That generosity expanded in bigger, more significant ways as an artist who never felt threatened by the success or platform of others. Hunter said Boosie was an unashamed fanboy when somebody’s work moved him.
“His song stories — he was even playing with genre in the hip hop world. He integrated lyrics from Jay Z or Nipsey Hustle. Here’s the thing — if you’re white and you’re listening to Boosie, he’s a genius. If you’re Black and you’re listening to Boosie and you know all the references he’s making, he’s astronomical,” said Hailer. “He’s weaving all this music into his own poetry and that itself was genre-defying. Is he a rapper? Is he a poet? Is he an essayist? He just fucked with genre and did whatever he wanted. It was amazing.”
The literary community is greatly diminished by the loss of Boosie’s unique talents, his electric performances, and his ability to bridge and connect genres (and people.) Lovers of art are deprived of what might have come next from him. The city of Pittsburgh is a less vibrant and welcoming place without his necessary and distinctly Black voice.
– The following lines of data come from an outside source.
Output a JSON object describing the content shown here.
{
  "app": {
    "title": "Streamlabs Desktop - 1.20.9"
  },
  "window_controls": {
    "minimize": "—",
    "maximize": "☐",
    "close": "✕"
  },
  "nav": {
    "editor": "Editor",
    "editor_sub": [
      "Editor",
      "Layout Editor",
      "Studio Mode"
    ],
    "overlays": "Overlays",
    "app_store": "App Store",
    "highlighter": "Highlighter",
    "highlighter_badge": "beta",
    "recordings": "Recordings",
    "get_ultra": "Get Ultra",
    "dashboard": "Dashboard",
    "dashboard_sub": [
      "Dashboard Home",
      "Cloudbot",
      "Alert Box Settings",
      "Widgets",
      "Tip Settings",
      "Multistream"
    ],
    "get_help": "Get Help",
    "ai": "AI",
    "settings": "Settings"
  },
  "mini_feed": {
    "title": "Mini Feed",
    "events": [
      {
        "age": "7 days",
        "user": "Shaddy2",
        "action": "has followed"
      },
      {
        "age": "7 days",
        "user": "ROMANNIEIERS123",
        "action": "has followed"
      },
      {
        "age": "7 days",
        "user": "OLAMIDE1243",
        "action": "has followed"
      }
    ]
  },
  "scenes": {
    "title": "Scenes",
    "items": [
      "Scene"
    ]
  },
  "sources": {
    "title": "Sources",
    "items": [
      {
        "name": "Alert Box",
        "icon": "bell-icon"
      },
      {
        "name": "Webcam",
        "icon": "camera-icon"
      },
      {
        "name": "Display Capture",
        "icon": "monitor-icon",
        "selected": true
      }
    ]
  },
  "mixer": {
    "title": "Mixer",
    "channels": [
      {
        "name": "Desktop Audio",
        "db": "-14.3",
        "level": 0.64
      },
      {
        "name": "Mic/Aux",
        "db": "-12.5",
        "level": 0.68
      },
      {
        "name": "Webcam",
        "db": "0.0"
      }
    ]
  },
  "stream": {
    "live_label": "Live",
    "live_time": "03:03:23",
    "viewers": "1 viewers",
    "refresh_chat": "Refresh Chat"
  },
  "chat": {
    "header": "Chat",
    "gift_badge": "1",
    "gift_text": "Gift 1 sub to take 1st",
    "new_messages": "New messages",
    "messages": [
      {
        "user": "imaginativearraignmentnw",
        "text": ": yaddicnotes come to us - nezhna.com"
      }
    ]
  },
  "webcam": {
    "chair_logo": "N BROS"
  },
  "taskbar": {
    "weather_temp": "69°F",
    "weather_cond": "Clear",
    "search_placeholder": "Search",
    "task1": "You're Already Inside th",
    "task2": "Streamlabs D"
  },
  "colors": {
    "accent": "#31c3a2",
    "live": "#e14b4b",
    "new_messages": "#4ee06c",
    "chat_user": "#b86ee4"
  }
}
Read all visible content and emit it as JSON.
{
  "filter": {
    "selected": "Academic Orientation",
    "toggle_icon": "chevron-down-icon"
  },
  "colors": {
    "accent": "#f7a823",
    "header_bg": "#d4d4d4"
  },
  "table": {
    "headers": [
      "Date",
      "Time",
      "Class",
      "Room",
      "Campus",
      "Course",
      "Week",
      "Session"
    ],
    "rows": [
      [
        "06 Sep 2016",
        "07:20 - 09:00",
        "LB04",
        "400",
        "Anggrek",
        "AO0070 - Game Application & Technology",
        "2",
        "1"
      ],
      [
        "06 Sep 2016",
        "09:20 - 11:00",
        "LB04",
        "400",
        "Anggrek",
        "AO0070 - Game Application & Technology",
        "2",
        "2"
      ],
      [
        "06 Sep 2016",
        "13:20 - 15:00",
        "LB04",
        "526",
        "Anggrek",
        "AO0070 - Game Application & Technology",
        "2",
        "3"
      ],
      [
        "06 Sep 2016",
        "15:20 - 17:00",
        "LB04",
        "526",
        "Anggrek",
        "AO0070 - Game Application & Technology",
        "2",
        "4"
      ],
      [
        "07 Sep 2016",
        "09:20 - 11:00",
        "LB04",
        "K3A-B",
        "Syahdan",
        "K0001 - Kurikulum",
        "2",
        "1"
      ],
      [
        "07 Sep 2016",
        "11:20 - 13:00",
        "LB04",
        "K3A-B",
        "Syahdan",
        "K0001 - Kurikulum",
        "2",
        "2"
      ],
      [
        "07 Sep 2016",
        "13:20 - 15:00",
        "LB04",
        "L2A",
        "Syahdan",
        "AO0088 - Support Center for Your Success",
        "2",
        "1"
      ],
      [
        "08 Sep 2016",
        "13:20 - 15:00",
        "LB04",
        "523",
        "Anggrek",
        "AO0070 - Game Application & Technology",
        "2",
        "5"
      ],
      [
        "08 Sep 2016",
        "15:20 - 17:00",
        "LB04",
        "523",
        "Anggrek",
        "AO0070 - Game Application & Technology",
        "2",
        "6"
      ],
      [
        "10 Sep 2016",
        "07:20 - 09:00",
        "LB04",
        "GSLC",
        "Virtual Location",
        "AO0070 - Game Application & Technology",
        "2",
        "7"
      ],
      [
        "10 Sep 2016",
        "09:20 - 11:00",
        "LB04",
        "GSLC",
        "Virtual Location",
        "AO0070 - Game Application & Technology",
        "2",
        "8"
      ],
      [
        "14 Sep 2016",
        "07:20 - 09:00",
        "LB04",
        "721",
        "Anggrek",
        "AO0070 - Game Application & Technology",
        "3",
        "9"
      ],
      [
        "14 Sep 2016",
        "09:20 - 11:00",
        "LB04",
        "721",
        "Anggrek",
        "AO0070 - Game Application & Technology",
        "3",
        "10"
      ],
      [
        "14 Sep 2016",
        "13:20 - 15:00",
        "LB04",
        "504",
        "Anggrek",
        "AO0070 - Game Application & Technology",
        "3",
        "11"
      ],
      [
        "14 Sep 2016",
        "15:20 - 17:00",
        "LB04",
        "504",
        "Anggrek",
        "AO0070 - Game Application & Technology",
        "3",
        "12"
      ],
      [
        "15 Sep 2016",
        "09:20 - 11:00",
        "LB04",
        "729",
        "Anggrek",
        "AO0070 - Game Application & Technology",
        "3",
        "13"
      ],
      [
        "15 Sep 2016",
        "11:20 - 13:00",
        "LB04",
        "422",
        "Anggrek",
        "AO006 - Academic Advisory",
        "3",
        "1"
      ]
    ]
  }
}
One of the best descriptions of Boosie is what his friend Hunter told me about her friend: “The one thing I will say about Boosie is that he and his work are living proof that Blackness doesn’t live within a box. He is showing the multiplicity and variety of what Blackness can be that so often gets overlooked or questioned or challenged. It’s unapologetic. He was unapologetically dope and Black and that’s what made him beautiful.”